When I finish, Dr. O’Brien leans back in his chair. “You weren’t aware at all that time had passed between the man drugging you and you waking up?”
I shake my head. “No. To be honest, I thought it was all a dream until Calvin told me I had been gone for so long. My only injury was from when I fell on the sidewalk.” I hold up my elbow to demonstrate. The blood has dried my sleeve to my skin, and I grit my teeth as I lower my arm. “They didn’t touch me.”
Dr. Reede turns to Dr. O’Brien like she thinks she is speaking only to him, although I can still clearly hear her. “If they did not want something from Miss Dylan’s body, then it must have been something in her mind.”
Dr. O’Brien shakes his head. “The girl does not know any vital information. She knows nothing the terrorist cell would go to that much trouble to learn.”
“Perhaps they were curious why we recruited her a year early?”
“No, they already know why. It had to have been for some other reason.”
“Perhaps they simply wanted to learn how much Miss Dylan knows of the situation at hand. After all, we now possess Miss Carp.”
“We’ve allowed them to retain access to Miss Carp’s Identiband as it is. They already know all that transpired yesterday. They—”
They speak in such a rapid fire it is difficult to keep up, but one part does stick out: “The terrorist cell.” Not a terrorist cell. The. “You know who attacked me.”
They keep speaking, words nearly overlapping in their ferventness to be heard.
“Perhaps what they wanted was not from her mind at all, but her Identiband.”
“What would they gain by kidnapping her, then? They had already hacked the Identiband. They already had all the information stored in it at their fingertips. It’s—”

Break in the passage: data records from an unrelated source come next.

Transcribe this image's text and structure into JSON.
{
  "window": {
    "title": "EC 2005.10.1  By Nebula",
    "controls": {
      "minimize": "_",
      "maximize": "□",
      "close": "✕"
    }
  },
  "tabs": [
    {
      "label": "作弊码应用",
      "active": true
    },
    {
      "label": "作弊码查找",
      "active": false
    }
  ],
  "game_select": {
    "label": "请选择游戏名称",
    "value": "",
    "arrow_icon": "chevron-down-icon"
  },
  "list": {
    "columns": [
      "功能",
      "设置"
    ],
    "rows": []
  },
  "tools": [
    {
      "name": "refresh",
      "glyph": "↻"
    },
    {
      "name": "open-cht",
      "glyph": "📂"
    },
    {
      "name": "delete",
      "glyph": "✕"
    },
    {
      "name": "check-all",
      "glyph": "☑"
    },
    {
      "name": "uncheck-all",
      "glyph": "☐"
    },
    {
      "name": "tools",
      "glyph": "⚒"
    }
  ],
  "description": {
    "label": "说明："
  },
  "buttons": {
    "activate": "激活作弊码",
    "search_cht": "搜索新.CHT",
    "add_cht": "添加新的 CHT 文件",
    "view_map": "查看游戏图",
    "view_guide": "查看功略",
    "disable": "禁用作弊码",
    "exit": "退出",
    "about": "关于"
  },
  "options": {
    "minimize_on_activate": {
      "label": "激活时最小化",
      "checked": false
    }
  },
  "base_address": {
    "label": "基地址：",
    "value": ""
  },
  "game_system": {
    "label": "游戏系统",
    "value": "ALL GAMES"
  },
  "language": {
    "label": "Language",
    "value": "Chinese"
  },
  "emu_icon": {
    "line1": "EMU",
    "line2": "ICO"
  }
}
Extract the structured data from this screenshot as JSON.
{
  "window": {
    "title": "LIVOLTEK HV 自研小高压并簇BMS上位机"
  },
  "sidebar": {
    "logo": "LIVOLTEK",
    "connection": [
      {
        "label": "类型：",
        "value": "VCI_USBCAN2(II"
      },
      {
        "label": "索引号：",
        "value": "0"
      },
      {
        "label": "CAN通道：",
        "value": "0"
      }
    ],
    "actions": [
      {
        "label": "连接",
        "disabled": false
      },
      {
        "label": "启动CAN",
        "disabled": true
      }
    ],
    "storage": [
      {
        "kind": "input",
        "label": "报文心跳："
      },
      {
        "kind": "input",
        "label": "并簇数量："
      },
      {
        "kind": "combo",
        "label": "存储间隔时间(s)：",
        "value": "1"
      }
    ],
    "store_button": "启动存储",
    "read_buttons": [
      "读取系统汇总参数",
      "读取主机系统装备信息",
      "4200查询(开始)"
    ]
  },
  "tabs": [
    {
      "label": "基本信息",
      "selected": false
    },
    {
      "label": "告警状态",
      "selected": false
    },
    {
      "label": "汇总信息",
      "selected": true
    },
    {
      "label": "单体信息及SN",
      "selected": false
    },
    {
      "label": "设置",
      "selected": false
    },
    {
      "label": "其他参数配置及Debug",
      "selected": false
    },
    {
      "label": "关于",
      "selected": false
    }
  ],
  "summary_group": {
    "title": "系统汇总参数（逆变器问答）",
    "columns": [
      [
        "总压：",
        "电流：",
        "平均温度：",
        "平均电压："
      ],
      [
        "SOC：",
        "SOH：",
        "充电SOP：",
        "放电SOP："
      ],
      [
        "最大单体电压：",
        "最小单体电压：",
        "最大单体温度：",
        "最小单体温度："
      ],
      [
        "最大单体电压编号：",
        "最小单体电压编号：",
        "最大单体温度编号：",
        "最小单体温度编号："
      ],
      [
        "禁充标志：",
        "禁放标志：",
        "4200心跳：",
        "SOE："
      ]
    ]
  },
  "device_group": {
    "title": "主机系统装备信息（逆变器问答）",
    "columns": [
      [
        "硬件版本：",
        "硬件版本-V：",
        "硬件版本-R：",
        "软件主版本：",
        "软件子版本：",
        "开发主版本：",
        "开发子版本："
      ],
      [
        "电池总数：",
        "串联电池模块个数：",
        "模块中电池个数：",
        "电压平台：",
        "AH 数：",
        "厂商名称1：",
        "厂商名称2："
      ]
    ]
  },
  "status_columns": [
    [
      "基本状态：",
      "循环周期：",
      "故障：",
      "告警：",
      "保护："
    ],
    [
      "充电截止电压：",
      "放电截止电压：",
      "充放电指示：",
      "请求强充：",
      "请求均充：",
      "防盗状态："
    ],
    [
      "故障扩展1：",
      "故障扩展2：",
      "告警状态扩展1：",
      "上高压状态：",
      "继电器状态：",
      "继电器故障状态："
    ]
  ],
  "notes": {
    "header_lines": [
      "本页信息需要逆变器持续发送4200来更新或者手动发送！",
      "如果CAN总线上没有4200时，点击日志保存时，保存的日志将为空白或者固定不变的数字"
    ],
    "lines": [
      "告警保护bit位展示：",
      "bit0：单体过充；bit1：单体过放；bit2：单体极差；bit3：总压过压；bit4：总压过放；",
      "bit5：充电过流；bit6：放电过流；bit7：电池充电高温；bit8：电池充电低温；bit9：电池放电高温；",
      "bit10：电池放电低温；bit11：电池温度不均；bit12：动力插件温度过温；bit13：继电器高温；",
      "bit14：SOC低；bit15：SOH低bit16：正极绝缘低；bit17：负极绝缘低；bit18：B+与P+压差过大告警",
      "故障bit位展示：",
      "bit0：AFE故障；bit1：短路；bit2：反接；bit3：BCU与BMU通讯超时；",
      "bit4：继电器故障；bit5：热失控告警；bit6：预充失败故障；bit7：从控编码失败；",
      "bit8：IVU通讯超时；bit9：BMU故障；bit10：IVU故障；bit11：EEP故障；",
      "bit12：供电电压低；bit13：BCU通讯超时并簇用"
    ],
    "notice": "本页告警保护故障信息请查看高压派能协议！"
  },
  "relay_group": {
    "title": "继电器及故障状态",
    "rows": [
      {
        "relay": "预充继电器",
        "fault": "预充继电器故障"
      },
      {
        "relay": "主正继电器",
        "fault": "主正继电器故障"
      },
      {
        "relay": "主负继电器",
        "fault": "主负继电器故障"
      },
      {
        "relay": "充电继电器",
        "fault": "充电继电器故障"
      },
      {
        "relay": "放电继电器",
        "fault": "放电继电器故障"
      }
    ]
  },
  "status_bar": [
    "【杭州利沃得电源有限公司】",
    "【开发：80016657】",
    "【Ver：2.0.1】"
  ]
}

I raise my voice. “You. Know. Who attacked me.”
Dr. Reede turns so quickly her neck cracks. She does not even flinch. She levels her eyes at me. “Of course we do. Very few people exist not just in the Fifth Reality, but in the entirety of the Quantum, who could have committed such an act. Even fewer would have wanted to.”
“Then what are you doing in this room right now?” I throw a thumb at the door. “Why aren’t you out there tracking them down?”
“It’s… complicated.” Dr. O’Brien shifts in his seat. He pulls at his collar. “I’m afraid we have not been entirely frank with you until this point, Miss Dylan.”
His voice is so constricted, my mouth goes dry and my palms grow damp. My muscles clench. What little confidence I had before dissipates. “Meaning?”
He leans towards me and says the words gently. “We did indeed recruit you because of the actions of Miss Carp, but they weren’t the actions we led you to assume. We already were monitoring your old friend before the Recruitment Assembly. That is because, since May, she has been assisting an inter-reality terrorist cell known as the Second Origin.”
My Identiband changes color at the name. I glance at it and it flickers back to green.
Dr. O’Brien glances at Dr. Reede, who nods him onward. He swallows and takes a breath. “We have heard reports of the atrocities committed by the Second Origin for nearly a year now—first as rumors passing between realities, then as actual warnings. Brutal murders, citizens disappearing, break-ins at important buildings. The final warning came on May fourteenth, from the Clinic of the Fourth Reality, and you must understand, Miss Dylan: what they told us is confidential. No one outside a select few members of the Clinic of the Fifth Reality knows what we are about to say.”
He turns to Dr. Reede, who does not lose her nearly inhuman posture or tone as she says, “The final warning about the Second Origin came in the form of a message. A single word. One we thought to be impossible until the events of recent.” Despite Dr. Reede’s stoic demeanor, when she opens her mouth, not a sound comes out.
It is Dr. O’Brien who, tears in his eyes, manages to choke out, “Collapse.” **********
If you’re a student (or a teacher or someone else involved in the school shenanigans), how’s the fall term going so far? Any fun stories or cool classes? Do tell.